→ **YOUR ASSIGNMENT**:
Lines, not repeats, are what count: give the number of lines below that hold "Student", and nothing more.

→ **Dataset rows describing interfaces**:
⟨
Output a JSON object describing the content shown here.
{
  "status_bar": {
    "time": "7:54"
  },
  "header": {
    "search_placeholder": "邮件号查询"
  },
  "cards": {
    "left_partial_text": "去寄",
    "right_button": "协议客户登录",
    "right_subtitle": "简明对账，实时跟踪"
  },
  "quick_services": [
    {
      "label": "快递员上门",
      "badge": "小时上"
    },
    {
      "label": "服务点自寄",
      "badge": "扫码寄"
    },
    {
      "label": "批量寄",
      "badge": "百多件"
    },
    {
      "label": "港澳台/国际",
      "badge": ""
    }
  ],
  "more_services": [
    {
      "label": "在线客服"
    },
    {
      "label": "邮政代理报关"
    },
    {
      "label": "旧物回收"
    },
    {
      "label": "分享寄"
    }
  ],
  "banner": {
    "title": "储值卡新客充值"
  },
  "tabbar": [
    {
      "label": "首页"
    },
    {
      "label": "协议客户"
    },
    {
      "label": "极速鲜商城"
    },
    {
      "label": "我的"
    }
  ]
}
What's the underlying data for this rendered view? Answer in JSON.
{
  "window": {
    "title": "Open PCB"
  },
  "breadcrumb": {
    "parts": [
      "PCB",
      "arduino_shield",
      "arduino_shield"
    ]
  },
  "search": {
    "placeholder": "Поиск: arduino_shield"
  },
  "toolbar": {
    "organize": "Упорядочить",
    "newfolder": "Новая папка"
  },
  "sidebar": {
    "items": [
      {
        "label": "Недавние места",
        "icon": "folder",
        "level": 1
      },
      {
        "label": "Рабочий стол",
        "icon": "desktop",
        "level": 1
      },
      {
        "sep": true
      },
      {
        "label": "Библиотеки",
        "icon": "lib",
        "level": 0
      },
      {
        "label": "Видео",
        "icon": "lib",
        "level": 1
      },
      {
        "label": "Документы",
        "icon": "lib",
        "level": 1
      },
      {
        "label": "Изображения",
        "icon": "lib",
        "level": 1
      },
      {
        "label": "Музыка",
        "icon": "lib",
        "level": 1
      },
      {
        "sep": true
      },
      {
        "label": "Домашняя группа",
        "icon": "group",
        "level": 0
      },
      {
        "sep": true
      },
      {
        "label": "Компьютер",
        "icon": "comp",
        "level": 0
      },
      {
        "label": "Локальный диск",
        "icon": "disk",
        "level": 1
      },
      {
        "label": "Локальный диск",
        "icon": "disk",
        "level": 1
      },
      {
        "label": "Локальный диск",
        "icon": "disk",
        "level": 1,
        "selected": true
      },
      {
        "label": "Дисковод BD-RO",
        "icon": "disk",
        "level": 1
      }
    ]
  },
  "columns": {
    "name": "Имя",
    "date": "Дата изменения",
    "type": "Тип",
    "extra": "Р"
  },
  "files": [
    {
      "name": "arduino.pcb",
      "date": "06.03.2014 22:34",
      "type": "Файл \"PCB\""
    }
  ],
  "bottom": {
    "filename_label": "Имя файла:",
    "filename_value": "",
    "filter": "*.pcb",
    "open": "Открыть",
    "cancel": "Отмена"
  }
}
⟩
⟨
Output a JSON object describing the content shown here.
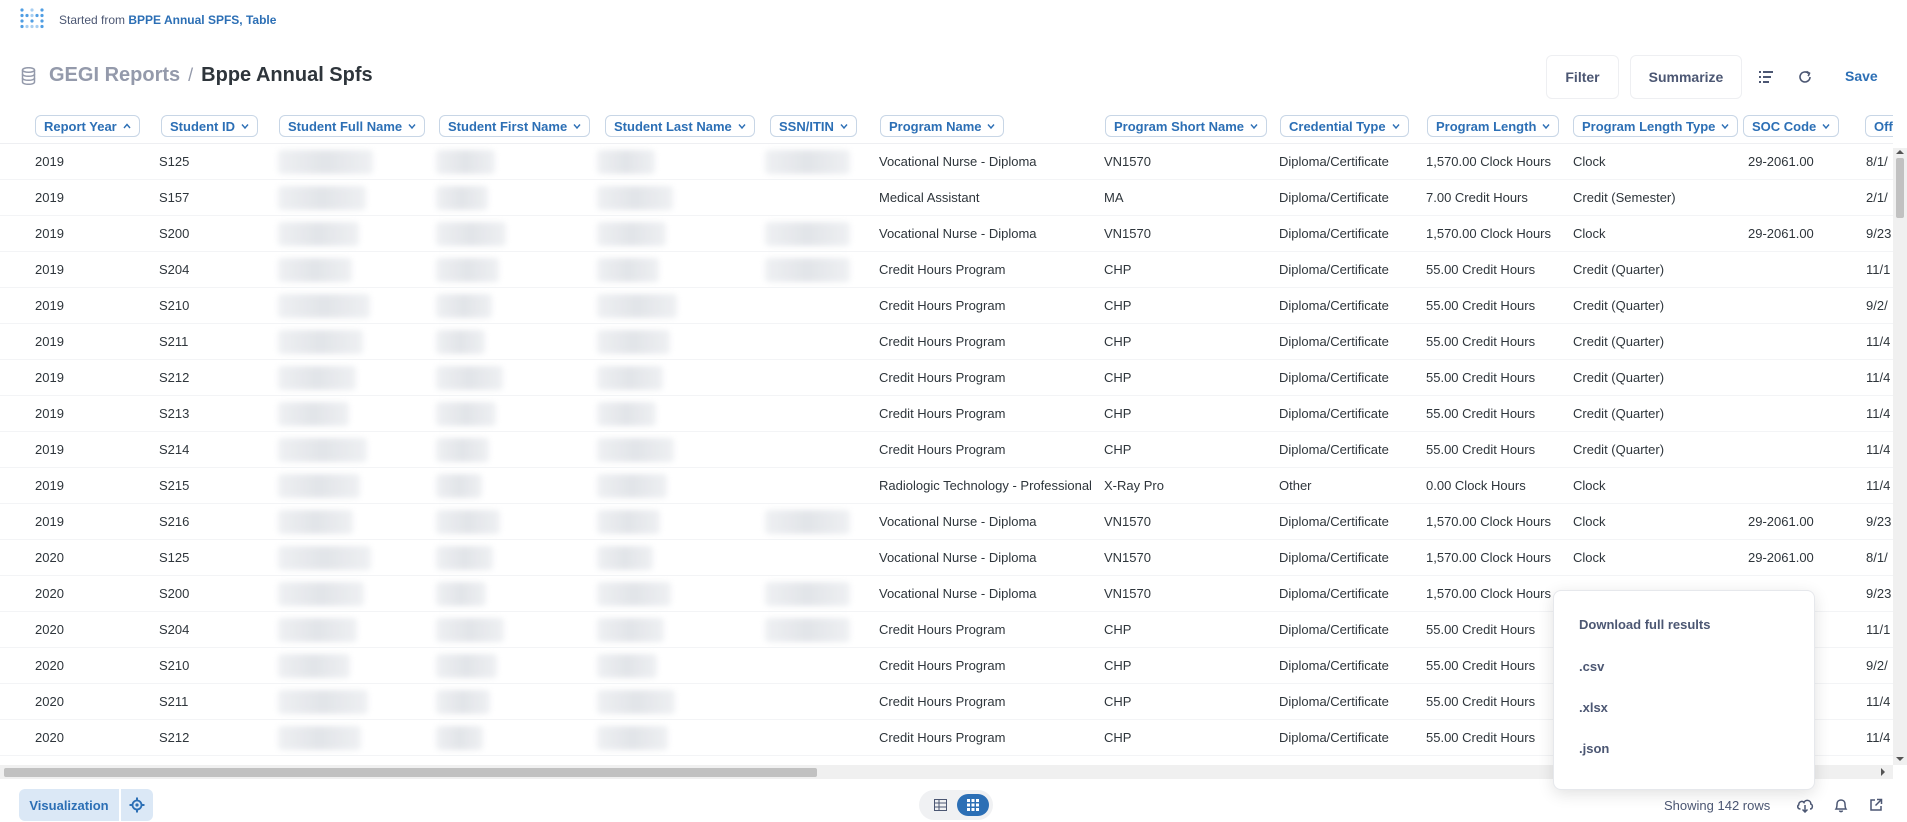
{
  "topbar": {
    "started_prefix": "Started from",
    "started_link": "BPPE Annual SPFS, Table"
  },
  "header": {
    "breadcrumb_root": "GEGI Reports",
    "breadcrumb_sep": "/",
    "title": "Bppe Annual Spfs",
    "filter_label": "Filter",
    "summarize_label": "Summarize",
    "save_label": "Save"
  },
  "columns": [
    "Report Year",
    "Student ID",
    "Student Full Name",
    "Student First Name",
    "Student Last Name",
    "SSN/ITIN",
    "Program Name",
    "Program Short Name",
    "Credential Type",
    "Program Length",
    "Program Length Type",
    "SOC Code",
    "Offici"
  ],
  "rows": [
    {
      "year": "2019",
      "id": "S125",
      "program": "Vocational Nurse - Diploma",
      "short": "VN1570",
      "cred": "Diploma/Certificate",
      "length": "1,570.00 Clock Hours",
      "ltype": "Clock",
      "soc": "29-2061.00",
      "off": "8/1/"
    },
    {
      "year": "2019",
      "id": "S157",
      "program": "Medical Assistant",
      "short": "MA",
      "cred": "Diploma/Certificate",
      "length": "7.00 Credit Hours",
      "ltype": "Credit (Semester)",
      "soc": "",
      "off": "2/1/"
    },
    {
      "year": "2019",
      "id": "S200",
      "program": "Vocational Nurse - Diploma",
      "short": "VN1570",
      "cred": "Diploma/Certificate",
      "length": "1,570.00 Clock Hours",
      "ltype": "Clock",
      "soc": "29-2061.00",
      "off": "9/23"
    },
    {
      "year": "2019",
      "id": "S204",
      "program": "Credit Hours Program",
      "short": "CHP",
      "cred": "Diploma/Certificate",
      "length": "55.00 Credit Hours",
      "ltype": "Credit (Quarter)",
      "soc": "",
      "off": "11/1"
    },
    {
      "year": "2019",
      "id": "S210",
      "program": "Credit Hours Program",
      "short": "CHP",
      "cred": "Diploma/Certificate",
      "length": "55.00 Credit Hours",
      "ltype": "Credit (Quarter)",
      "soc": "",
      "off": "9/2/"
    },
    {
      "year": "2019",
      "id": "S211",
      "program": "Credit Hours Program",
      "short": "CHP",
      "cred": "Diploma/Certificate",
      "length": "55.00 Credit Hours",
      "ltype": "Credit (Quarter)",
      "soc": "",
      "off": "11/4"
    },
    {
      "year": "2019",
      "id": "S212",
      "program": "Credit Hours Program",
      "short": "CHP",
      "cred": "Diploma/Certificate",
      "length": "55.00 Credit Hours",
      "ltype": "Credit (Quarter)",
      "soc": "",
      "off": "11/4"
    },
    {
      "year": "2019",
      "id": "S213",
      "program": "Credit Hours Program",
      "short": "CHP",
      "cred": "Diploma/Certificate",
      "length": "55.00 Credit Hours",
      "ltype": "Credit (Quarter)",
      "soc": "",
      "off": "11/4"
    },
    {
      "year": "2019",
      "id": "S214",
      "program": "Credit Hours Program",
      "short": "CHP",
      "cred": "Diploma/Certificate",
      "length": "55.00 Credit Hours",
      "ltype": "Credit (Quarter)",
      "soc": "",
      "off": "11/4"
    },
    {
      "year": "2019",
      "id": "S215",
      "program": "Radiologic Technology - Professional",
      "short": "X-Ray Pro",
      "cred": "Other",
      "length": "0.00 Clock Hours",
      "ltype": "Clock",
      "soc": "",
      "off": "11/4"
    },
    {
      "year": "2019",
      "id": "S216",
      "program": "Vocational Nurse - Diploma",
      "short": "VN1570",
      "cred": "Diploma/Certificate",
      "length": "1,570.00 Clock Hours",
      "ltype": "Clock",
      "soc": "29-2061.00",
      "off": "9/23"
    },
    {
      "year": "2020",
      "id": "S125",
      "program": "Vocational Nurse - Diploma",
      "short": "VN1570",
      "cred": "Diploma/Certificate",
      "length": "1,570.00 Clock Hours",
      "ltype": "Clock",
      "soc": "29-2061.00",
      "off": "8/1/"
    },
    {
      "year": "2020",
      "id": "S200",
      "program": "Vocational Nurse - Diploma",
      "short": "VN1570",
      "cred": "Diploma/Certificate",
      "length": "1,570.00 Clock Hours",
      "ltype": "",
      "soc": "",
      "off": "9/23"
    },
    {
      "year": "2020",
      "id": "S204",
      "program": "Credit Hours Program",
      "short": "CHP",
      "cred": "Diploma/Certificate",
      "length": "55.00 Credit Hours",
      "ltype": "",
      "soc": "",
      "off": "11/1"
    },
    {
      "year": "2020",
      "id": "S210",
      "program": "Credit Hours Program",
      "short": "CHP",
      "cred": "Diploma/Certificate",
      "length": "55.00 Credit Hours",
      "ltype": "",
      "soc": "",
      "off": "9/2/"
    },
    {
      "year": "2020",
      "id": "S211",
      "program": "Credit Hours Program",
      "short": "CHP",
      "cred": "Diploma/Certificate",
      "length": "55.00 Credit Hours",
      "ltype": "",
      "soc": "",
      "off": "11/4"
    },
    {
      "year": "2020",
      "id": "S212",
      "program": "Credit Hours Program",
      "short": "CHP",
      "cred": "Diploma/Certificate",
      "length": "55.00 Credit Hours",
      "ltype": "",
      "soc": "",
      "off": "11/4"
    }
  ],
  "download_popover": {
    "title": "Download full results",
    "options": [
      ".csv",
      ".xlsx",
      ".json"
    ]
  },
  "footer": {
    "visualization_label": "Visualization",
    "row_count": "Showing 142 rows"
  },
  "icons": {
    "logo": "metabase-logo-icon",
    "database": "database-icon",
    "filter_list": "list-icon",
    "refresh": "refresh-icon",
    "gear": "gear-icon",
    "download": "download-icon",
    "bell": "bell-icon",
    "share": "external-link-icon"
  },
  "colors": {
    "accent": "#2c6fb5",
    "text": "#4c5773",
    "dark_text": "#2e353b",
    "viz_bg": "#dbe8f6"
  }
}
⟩
→ **TASK ANSWER**:
4